Jamaican Drug King Pin ‘Dudus’ Sentencing Hearing Begins Today.
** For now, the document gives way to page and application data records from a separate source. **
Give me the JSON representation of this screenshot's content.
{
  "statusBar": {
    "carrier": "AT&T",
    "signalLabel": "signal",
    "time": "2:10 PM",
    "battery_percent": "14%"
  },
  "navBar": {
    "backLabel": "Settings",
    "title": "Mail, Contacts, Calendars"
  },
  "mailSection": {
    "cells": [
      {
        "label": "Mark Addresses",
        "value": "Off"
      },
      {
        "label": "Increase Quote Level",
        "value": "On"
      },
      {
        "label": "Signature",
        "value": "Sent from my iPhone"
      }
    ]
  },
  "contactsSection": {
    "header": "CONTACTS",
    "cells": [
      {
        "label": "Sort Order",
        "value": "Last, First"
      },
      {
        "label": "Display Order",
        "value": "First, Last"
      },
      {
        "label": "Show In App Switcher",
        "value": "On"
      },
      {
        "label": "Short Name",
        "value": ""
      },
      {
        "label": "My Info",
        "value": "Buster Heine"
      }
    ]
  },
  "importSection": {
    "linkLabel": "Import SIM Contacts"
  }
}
first_img Sharing is caring! 173 Views   no discussions Share Share NewsRegional Jamaican Drug King Pin ‘Dudus’ Sentencing Hearing Begins Today. by: – May 22, 2012center_img Tweet Christopher “Dudus” CokeThe sentencing hearing of alleged drug kingpin Christopher ‘Dudus’ Coke is set to begin in the US District Court in New York today.Coke has pleaded guilty to racketeering, conspiracy and conspiracy to commit assault in aid of racketeering in the United States.He was originally facing drug related charges but he later entered into a plea agreement with the US government. Coke is facing up to 23 years in prison, however, in a court filing in March prosecutors said they were would settle for an 18-year sentence.At that time, Judge Robert Patterson upheld a request from Coke’s defence team for the prosecution to provide evidence of the atrocities it has accused Coke of committing.Legal experts said this decision by the judge suggests he wanted to ensure that a decision to impose the maximum sentence would be just.Last September, Coke wrote a seven-page letter to Judge Patterson accepting responsibility for his actions and asking the judge to sentence him below the guideline.After a nine-month wrangling between the US and Jamaican governments, Coke was arrested in June 2010, following a major operation in May to execute a warrant on him.More than 70 people were killed in the operation.Jerome Reynolds, Gleaner Sharelast_img read more